Fintech Corner: RIAs Stay Nimble in the Face of Cyber and COVID Headwinds


By: Gerelyn Terzo 

Practifi chief commercial officer and co-founder Adrian Johnstone recently joined Dara Albright on the DWealth Muse podcast to discuss the role of CRMs in RIAs. In Part Three of that series, we will explore cybersecurity for advisors and how COVID has impacted the relationship between advisors and tech, especially considering the rise of the delta variant. 

As financial advisors increasingly rely on the cloud to store sensitive client data, strong cyber hygiene has never been more important. And yet cybersecurity remains a “huge issue,” one that is “very easy for RIAs to overlook,” explained Johnstone.  Advisors might think that cybercriminals are too busy targeting big enterprises to be bothered by family offices. But they couldn’t be more wrong, considering that bad actors “trade in the identities…of high-net-worth individuals,” who are the clients of RIAs and where the cybercriminals find the biggest prize, Johnstone said. He added:  

“There is a lot of risk from an RIA perspective, and there are a lot of simple things that can just tighten the kind of control framework that they have, [even if] that is just good password control.” 

For its part, Practifi has implemented multi-factor authentication into the fabric of the CRM, requiring every login into the system to authenticate the user’s identity in multiple ways. Advisors still get a say and maintain control over where the systems are accessible from, and Practifi takes it from there with layers of control over the data, covering how data is stored and shipped and whether it’s encrypted.

Practifi’s portal system makes it so that clients never have to send documents by email. Instead, they can simply drop them into a secure environment, which is becoming the industry standard. An exception is legacy systems, which are often installed in offices, networks servers that are not secure. 

“I think for RIAs, it’s really about taking a step back and understanding it’s not just the risk to their business, but it’s the risk to their clients and their clients’ livelihoods as well,” said Johnstone.  

He is also quick to point out that simple steps go a long way, such as knowing how data is being accessed and who is accessing it: 

“You know, one of the biggest risks to data security is around rogue employees. Do you have evidence of who’s accessing and changing records? Do you have a history of who you’ve blocked? So, there are a lot of layers.
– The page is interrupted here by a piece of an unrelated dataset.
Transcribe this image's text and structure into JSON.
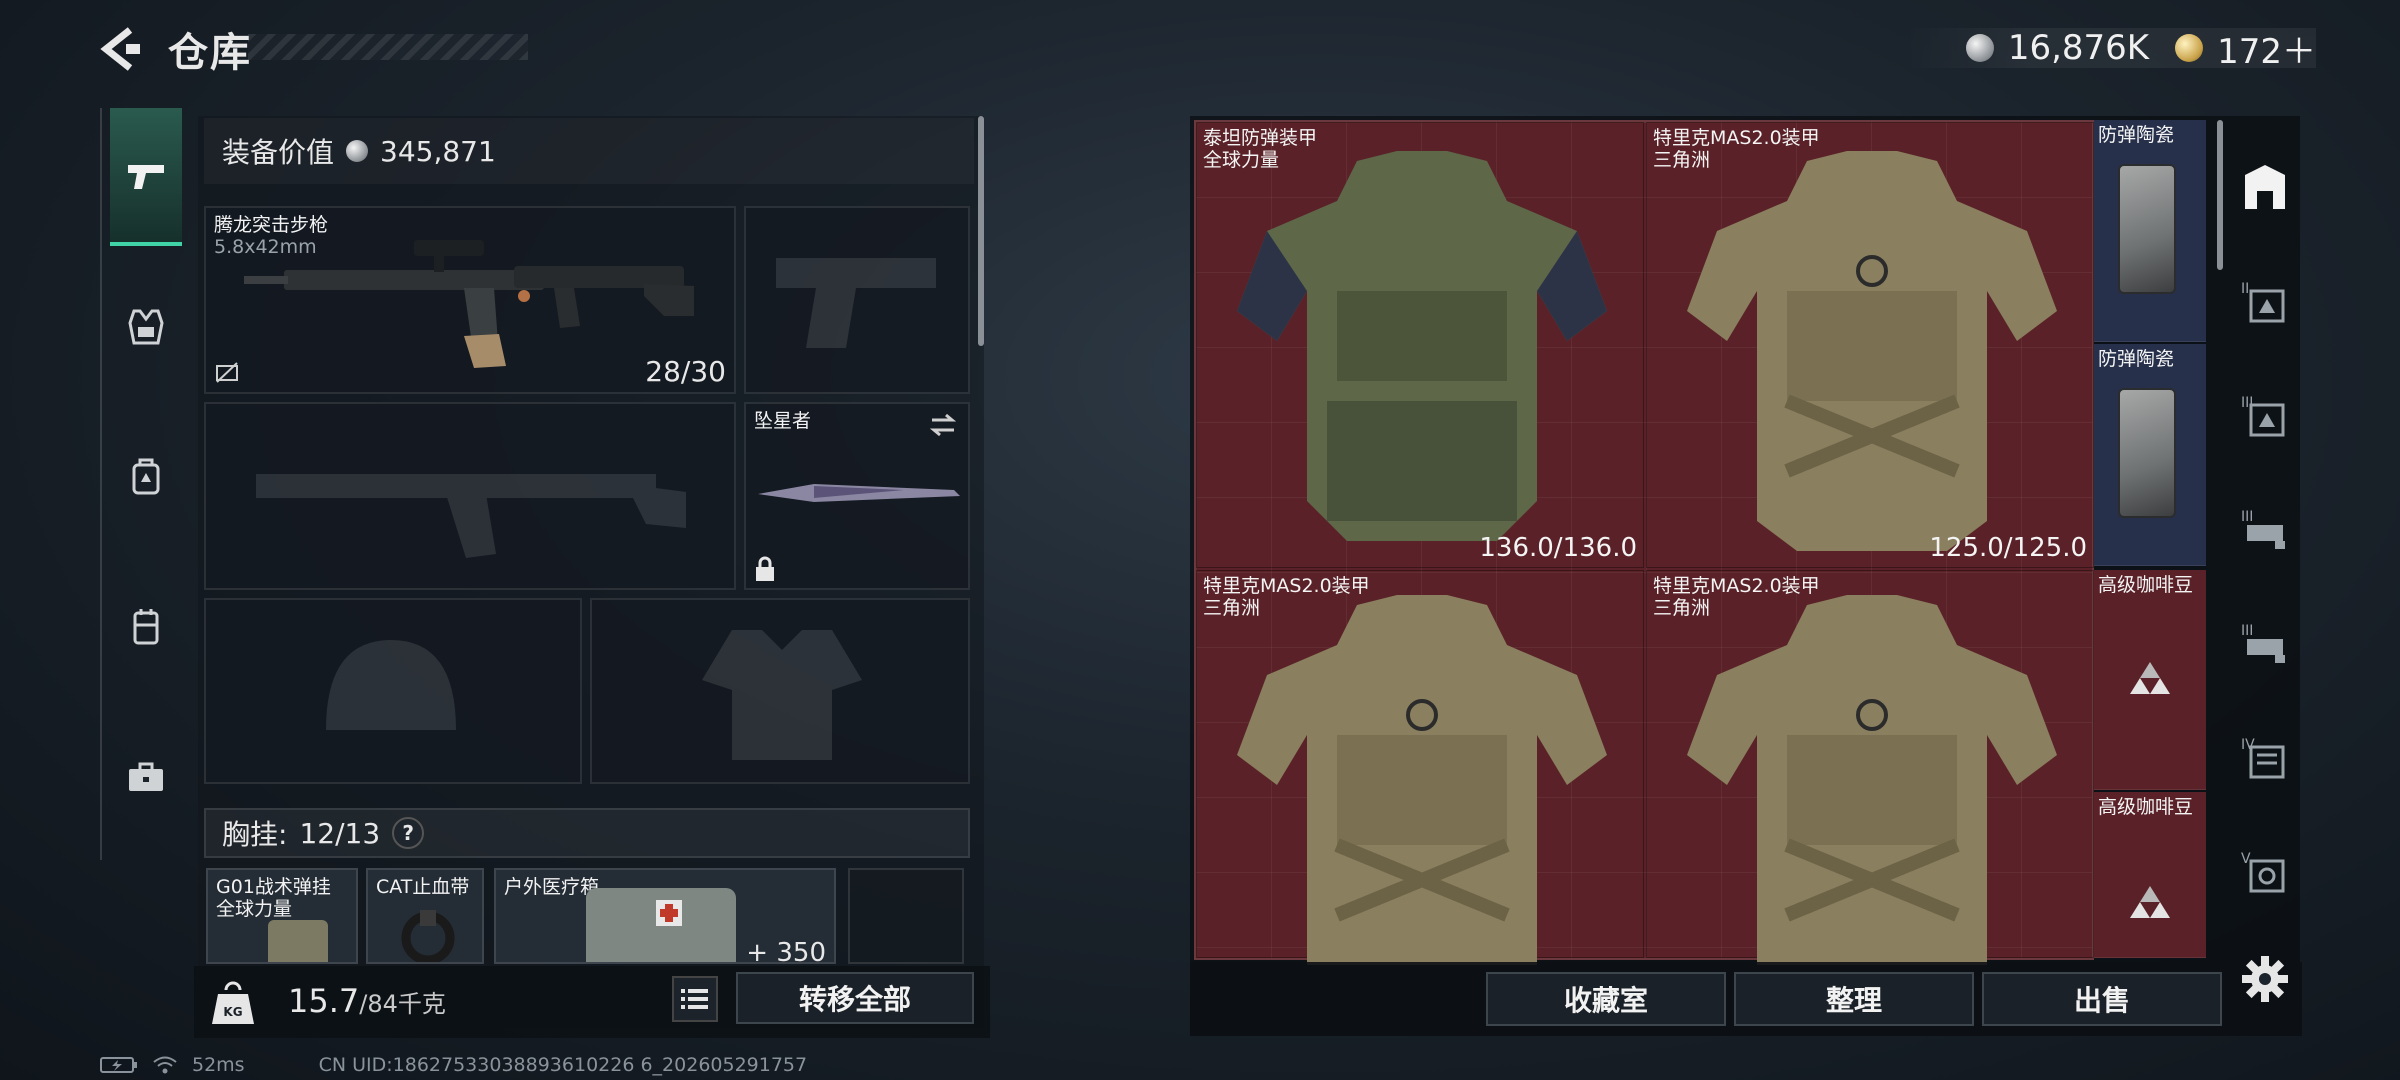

And certainly, I’d encourage everyone to make sure that they’ve had a conversation with their product provider, just to make sure that they are at the very least making use of the tools available in the systems that they have,” said Johnstone. 

Value Proposition
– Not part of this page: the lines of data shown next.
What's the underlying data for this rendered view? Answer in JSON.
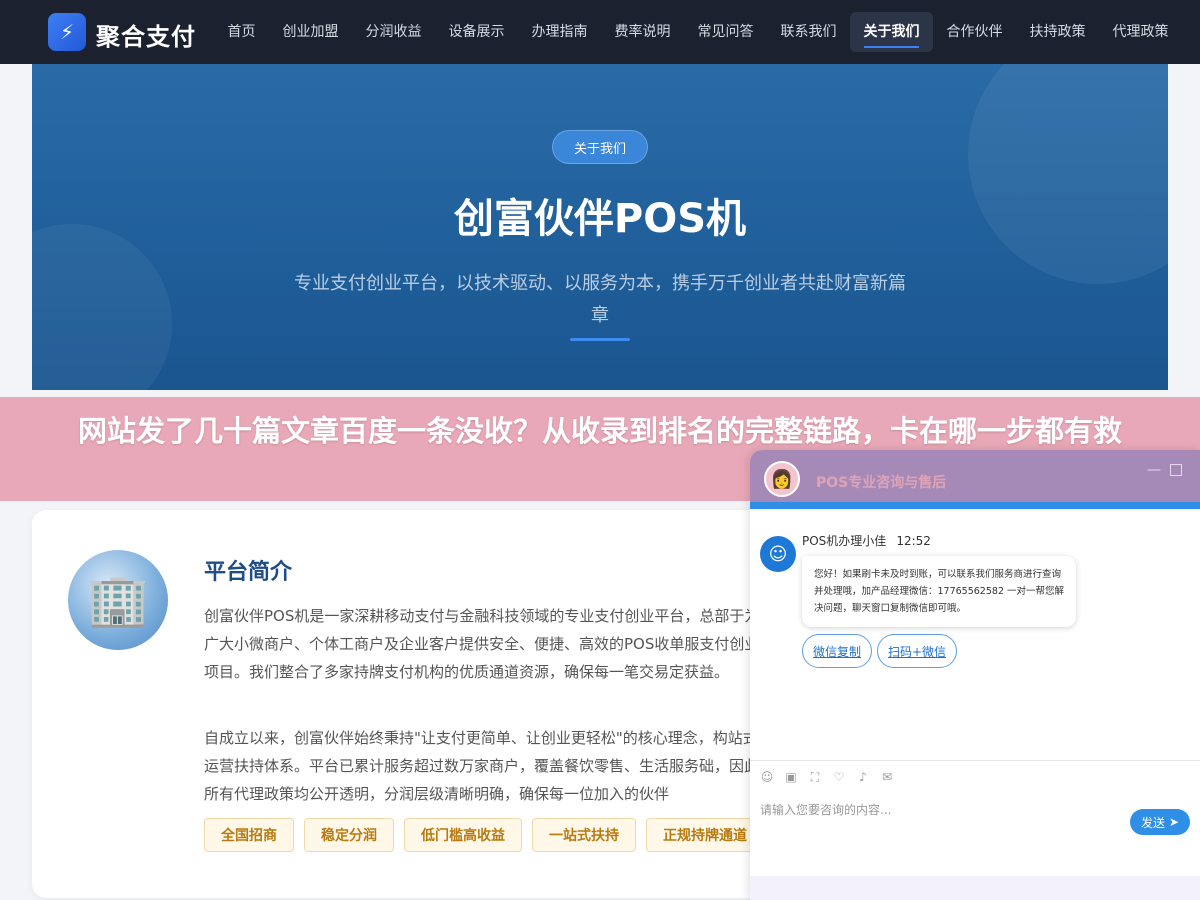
{
  "nav": {
    "logo_icon": "⚡",
    "logo_text": "聚合支付",
    "items": [
      {
        "label": "首页"
      },
      {
        "label": "创业加盟"
      },
      {
        "label": "分润收益"
      },
      {
        "label": "设备展示"
      },
      {
        "label": "办理指南"
      },
      {
        "label": "费率说明"
      },
      {
        "label": "常见问答"
      },
      {
        "label": "联系我们"
      },
      {
        "label": "关于我们",
        "active": true
      },
      {
        "label": "合作伙伴"
      },
      {
        "label": "扶持政策"
      },
      {
        "label": "代理政策"
      }
    ]
  },
  "hero": {
    "badge": "关于我们",
    "title": "创富伙伴POS机",
    "subtitle": "专业支付创业平台，以技术驱动、以服务为本，携手万千创业者共赴财富新篇章"
  },
  "banner": {
    "text": "网站发了几十篇文章百度一条没收？从收录到排名的完整链路，卡在哪一步都有救"
  },
  "intro": {
    "icon": "building-icon",
    "title": "平台简介",
    "paragraph1": "创富伙伴POS机是一家深耕移动支付与金融科技领域的专业支付创业平台，总部于为广大小微商户、个体工商户及企业客户提供安全、便捷、高效的POS收单服支付创业项目。我们整合了多家持牌支付机构的优质通道资源，确保每一笔交易定获益。",
    "paragraph2": "自成立以来，创富伙伴始终秉持\"让支付更简单、让创业更轻松\"的核心理念，构站式运营扶持体系。平台已累计服务超过数万家商户，覆盖餐饮零售、生活服务础，因此所有代理政策均公开透明，分润层级清晰明确，确保每一位加入的伙伴",
    "tags": [
      "全国招商",
      "稳定分润",
      "低门槛高收益",
      "一站式扶持",
      "正规持牌通道"
    ]
  },
  "chat": {
    "title": "POS专业咨询与售后",
    "agent_name": "POS机办理小佳",
    "time": "12:52",
    "message": "您好！如果刷卡未及时到账，可以联系我们服务商进行查询并处理哦，加产品经理微信：17765562582 一对一帮您解决问题，聊天窗口复制微信即可哦。",
    "button1": "微信复制",
    "button2": "扫码+微信",
    "input_placeholder": "请输入您要咨询的内容...",
    "send_label": "发送",
    "colors": {
      "header": "#a58ab8",
      "accent": "#2f8fe6"
    }
  }
}
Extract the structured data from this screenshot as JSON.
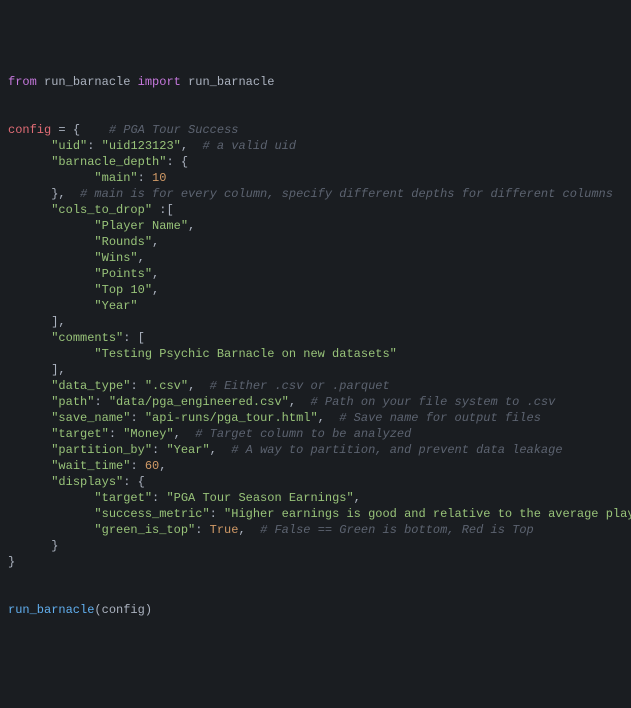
{
  "import_line": {
    "from_kw": "from",
    "module": "run_barnacle",
    "import_kw": "import",
    "name": "run_barnacle"
  },
  "config": {
    "var_name": "config",
    "top_comment": "# PGA Tour Success",
    "keys": {
      "uid": "\"uid\"",
      "uid_val": "\"uid123123\"",
      "uid_cmt": "# a valid uid",
      "barnacle_depth": "\"barnacle_depth\"",
      "main_key": "\"main\"",
      "main_val": "10",
      "depth_cmt": "# main is for every column, specify different depths for different columns",
      "cols_to_drop": "\"cols_to_drop\"",
      "cols": [
        "\"Player Name\"",
        "\"Rounds\"",
        "\"Wins\"",
        "\"Points\"",
        "\"Top 10\"",
        "\"Year\""
      ],
      "comments_key": "\"comments\"",
      "comments_val": "\"Testing Psychic Barnacle on new datasets\"",
      "data_type": "\"data_type\"",
      "data_type_val": "\".csv\"",
      "data_type_cmt": "# Either .csv or .parquet",
      "path": "\"path\"",
      "path_val": "\"data/pga_engineered.csv\"",
      "path_cmt": "# Path on your file system to .csv",
      "save_name": "\"save_name\"",
      "save_name_val": "\"api-runs/pga_tour.html\"",
      "save_name_cmt": "# Save name for output files",
      "target": "\"target\"",
      "target_val": "\"Money\"",
      "target_cmt": "# Target column to be analyzed",
      "partition_by": "\"partition_by\"",
      "partition_by_val": "\"Year\"",
      "partition_by_cmt": "# A way to partition, and prevent data leakage",
      "wait_time": "\"wait_time\"",
      "wait_time_val": "60",
      "displays": "\"displays\"",
      "disp_target_k": "\"target\"",
      "disp_target_v": "\"PGA Tour Season Earnings\"",
      "disp_sm_k": "\"success_metric\"",
      "disp_sm_v": "\"Higher earnings is good and relative to the average player\"",
      "disp_git_k": "\"green_is_top\"",
      "disp_git_v": "True",
      "disp_git_cmt": "# False == Green is bottom, Red is Top"
    }
  },
  "call": {
    "fn": "run_barnacle",
    "arg": "config"
  }
}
When COVID came on the scene in 2020, it took away the in-person experience between the RIA and the client. Many advisors went into full panic mode as a result. There was so much uncertainty in the air, and advisors weren’t sure how they would access records and fulfill upcoming client meetings. Fortunately for Practifi and its clients, everything is in the cloud. 

“We were able to reassure them that they had security controls and that we could whitelist IP addresses for their staff’s locations. We could ensure that only the right people had access to systems,” explained Johnstone. 

Unfortunately, this is not always the case with legacy platforms, where paper files are known to be common. 

As it turns out, the shift to Zoom or Microsoft Team calls rather than face-to-face meetings actually made things easier for RIAs from a compliance standpoint, considering calls can be recorded and there are no meeting notes to take. All of this hinges on a client’s willingness to have the video calls recorded, of course. 

This new on-demand dynamic has also transformed the client-advisor relationship considering everyone is more comfortable with the virtual setting than they otherwise might have been. This has placed more demand on the advisor to respond to a client’s needs more quickly and proactively. 

“No longer is it good enough to talk about how the market moves or how a portfolio is performing because clients have broader needs, and they’re looking for that information in a more real-time context…They want more outreach…So I think the whole value proposition around how servicing models work has had to change quite dramatically,” explained Johnstone.   

If you missed Part 1 and Part 2 of this series, they can be accessed here and here.